» **WORK ITEM**: Work out the count of lines in the listing below that include "JSON". Give that count alone.

» **RECORDED INFORMATION**:
╔══
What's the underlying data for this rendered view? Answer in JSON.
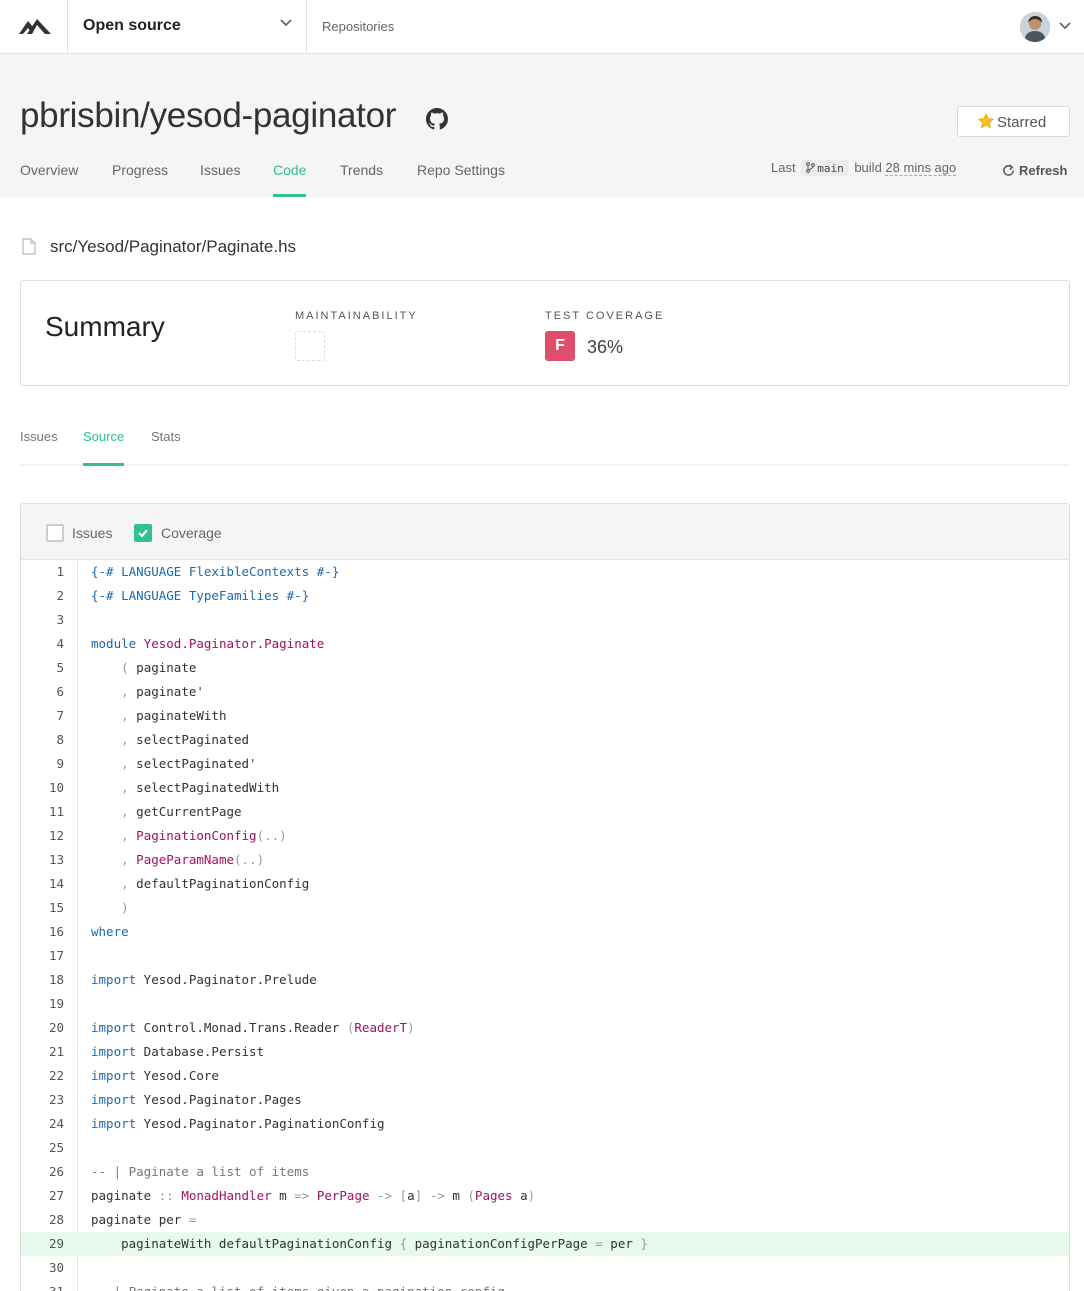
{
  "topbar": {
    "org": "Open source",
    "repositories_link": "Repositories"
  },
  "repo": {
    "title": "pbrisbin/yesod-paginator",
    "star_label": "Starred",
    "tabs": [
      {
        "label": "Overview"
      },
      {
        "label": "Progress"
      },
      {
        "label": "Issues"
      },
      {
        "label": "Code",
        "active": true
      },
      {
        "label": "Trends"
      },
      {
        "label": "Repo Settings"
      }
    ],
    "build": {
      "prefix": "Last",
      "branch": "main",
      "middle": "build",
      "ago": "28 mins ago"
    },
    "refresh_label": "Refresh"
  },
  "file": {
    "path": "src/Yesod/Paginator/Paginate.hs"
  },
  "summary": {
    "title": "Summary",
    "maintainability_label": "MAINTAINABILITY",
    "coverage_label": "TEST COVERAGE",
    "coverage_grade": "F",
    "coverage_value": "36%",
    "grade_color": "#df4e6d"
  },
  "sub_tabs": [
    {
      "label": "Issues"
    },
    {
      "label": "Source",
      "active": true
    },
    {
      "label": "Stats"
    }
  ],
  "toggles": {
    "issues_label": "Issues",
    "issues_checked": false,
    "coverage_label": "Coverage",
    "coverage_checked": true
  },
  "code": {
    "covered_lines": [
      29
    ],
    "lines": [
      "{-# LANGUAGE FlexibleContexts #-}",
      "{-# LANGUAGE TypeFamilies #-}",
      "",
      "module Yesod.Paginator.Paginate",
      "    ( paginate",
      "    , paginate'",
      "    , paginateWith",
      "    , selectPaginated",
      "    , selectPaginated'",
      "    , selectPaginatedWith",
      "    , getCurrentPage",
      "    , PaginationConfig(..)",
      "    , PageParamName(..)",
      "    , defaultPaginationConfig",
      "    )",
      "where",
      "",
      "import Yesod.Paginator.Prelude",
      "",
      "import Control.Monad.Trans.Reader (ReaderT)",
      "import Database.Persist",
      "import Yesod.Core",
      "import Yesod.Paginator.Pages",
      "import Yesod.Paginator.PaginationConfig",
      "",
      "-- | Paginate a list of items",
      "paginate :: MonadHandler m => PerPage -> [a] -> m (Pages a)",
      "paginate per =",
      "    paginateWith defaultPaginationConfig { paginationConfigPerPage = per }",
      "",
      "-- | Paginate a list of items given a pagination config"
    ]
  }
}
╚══
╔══
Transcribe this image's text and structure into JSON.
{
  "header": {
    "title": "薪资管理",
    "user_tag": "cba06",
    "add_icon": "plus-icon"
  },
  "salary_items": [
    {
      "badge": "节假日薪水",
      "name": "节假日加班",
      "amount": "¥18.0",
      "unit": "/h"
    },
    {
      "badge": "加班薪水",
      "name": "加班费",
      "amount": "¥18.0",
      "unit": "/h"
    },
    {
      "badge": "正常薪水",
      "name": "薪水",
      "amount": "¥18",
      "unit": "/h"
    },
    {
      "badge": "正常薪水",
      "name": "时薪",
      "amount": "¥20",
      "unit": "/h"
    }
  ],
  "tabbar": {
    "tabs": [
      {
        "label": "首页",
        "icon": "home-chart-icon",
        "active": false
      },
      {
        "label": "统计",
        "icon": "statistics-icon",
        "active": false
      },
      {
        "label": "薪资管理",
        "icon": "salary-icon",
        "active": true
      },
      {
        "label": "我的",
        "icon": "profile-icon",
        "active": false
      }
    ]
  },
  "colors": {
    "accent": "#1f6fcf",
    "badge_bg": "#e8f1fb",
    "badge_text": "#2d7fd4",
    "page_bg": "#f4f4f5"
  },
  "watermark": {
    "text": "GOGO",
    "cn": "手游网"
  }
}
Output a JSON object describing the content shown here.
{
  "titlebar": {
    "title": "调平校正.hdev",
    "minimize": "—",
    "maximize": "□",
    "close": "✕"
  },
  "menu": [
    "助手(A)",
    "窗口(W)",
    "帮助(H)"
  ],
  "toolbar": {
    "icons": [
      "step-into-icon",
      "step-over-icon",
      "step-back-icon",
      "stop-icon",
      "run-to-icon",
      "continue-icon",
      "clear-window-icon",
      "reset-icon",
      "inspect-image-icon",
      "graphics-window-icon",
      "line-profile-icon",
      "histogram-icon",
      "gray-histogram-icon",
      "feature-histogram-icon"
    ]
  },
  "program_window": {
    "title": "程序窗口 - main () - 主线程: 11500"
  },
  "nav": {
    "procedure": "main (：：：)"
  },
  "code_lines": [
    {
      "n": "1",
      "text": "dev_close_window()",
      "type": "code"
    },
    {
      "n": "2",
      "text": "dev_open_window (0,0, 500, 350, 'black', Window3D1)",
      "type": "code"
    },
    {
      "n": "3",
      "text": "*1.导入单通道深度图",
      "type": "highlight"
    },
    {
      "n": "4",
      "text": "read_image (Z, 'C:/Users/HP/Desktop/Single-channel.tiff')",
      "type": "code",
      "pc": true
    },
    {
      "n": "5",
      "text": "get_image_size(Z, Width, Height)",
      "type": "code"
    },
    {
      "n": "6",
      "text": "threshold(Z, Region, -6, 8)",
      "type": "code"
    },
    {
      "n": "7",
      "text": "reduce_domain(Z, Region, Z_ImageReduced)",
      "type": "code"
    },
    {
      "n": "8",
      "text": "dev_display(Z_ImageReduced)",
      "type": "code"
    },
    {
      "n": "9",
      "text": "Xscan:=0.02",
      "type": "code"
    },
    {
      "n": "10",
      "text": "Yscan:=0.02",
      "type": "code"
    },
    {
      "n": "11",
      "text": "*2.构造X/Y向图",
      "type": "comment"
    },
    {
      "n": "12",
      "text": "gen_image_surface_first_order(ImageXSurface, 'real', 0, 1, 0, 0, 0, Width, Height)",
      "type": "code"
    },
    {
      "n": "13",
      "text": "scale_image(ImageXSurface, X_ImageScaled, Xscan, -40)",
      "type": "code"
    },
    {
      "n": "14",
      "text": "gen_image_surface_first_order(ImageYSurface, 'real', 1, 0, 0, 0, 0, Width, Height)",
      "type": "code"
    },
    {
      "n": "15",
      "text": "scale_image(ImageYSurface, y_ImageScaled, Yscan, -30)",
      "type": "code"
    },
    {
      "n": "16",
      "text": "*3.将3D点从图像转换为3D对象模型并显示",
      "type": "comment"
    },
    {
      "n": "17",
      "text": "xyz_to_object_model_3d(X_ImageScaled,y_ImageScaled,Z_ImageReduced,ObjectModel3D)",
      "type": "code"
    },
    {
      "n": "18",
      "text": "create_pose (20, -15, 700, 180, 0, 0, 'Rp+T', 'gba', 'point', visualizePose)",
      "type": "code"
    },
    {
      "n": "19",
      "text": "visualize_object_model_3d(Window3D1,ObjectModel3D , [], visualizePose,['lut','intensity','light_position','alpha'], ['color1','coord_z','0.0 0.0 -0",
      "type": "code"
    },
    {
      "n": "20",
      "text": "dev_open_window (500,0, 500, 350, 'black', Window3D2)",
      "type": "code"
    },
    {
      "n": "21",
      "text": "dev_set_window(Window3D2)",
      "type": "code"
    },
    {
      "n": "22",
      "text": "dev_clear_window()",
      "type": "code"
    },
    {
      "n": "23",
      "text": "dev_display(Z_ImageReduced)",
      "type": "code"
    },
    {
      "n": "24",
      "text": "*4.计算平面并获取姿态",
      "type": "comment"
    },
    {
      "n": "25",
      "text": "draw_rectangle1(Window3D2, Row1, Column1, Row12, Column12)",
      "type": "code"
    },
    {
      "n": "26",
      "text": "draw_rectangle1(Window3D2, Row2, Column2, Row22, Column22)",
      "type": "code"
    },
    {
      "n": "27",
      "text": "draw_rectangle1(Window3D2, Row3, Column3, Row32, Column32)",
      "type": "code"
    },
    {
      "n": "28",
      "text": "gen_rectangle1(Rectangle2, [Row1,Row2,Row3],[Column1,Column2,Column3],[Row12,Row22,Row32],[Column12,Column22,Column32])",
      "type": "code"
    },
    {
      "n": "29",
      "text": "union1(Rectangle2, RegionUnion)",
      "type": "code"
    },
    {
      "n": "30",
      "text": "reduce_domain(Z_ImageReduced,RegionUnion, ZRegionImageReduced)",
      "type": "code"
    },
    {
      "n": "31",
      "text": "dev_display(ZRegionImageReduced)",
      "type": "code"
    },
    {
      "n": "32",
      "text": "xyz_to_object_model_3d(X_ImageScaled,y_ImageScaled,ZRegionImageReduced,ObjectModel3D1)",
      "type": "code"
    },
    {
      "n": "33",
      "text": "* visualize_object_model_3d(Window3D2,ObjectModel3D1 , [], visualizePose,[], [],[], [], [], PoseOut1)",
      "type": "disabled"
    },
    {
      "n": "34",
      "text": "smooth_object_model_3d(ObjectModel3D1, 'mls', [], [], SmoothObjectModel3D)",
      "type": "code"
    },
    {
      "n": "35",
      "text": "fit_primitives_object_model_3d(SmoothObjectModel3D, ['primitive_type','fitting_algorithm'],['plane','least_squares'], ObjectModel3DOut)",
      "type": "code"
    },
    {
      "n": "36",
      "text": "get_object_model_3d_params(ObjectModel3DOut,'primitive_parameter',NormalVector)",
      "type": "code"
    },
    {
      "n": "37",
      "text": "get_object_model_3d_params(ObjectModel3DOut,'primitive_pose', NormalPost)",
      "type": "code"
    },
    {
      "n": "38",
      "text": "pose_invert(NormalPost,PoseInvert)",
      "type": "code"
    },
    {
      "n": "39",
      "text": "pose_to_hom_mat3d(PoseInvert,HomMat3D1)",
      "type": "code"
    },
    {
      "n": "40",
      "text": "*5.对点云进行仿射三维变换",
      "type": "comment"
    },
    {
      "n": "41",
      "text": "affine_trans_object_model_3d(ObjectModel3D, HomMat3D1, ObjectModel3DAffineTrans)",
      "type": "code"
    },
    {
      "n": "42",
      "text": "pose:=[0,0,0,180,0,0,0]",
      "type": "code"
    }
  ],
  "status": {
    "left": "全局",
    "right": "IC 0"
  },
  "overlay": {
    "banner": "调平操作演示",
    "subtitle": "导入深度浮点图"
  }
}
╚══
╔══
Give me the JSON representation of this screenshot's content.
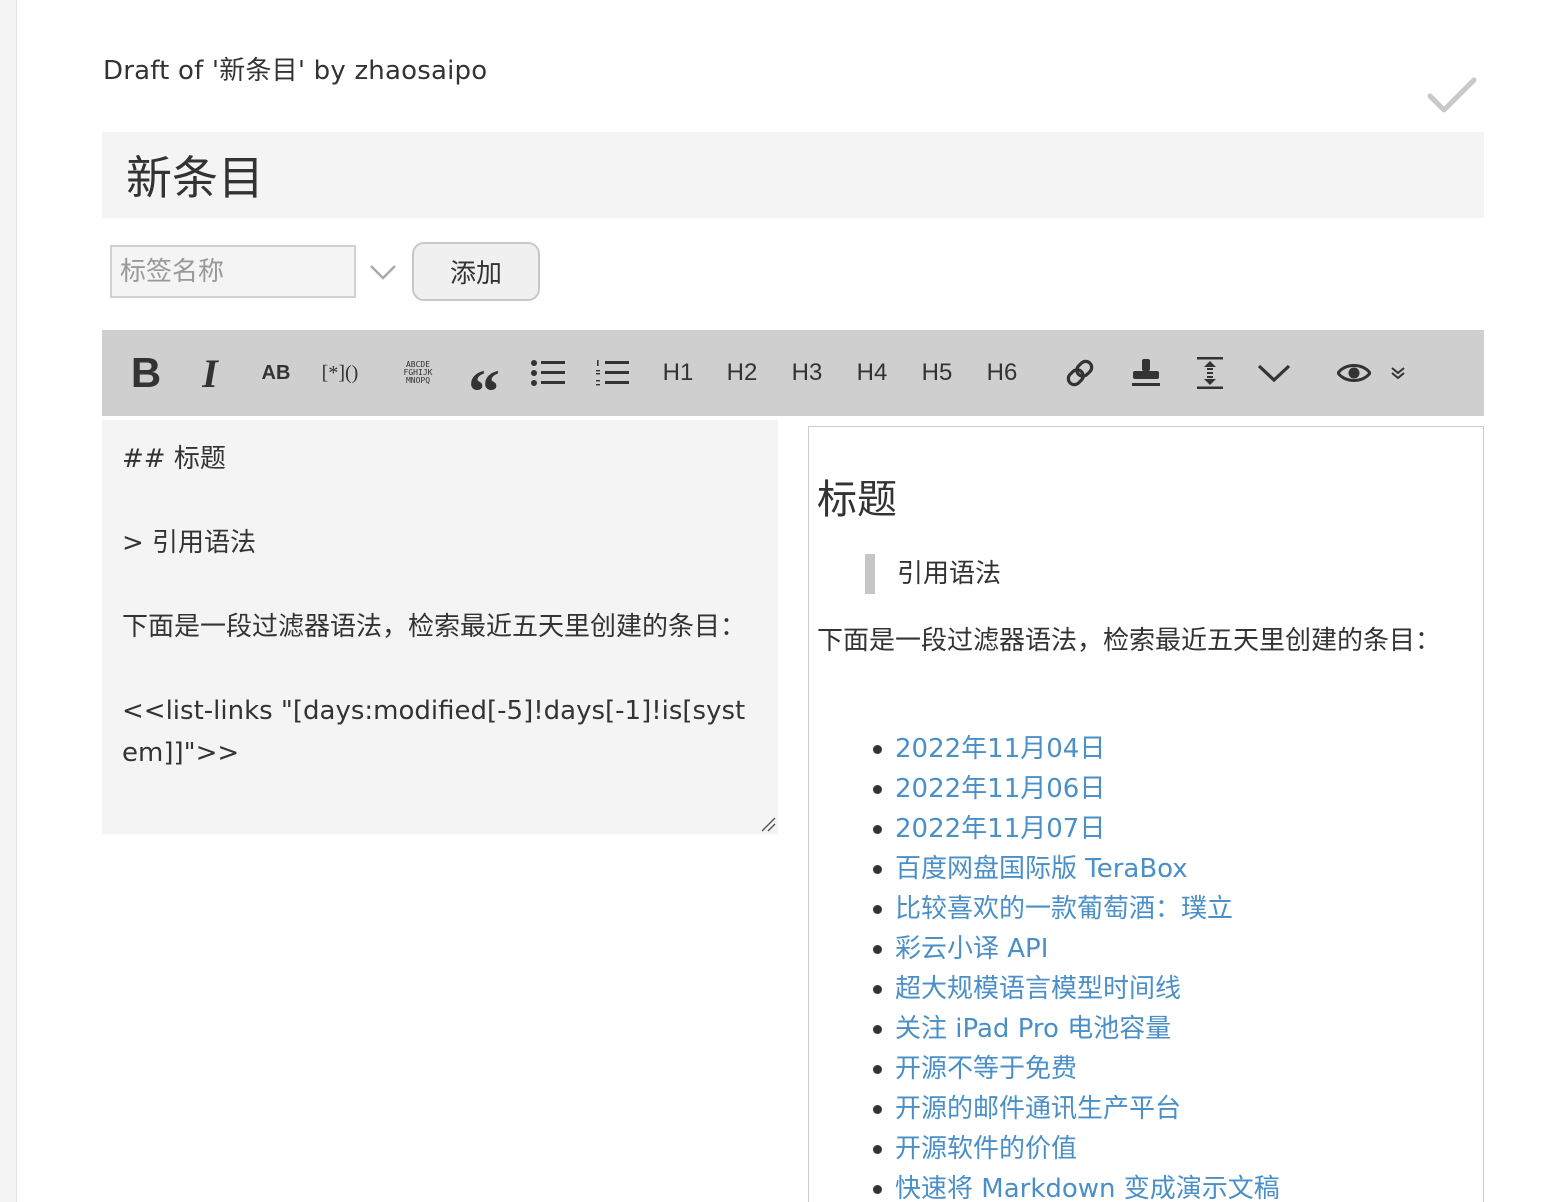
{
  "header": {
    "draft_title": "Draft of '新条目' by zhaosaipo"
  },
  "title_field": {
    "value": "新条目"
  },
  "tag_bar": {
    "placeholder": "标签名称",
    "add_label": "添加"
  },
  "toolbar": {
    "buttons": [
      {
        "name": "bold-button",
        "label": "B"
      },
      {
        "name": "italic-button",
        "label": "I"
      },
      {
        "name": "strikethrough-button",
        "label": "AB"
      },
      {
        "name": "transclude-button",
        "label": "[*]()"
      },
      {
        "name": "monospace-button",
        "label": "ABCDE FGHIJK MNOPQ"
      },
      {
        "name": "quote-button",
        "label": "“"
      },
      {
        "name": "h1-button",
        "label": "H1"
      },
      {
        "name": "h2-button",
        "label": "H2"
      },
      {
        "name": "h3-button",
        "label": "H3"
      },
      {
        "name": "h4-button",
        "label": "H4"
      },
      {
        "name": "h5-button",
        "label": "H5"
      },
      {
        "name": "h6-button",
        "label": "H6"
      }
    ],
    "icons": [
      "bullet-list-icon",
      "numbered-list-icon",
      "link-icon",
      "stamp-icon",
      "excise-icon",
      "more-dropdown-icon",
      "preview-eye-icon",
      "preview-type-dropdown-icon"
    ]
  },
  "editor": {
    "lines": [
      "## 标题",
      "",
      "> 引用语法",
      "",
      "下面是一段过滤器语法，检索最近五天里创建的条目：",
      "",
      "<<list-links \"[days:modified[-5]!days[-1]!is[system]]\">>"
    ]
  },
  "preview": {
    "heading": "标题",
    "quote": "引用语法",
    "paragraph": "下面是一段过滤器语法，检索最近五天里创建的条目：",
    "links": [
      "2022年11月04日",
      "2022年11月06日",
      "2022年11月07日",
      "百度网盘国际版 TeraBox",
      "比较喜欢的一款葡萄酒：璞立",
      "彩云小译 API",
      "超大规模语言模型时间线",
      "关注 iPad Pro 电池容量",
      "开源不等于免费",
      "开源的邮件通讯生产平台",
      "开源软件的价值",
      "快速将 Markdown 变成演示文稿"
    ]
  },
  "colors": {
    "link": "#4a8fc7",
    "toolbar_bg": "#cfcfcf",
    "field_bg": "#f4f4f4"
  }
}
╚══
» **ANSWER AREA**: 4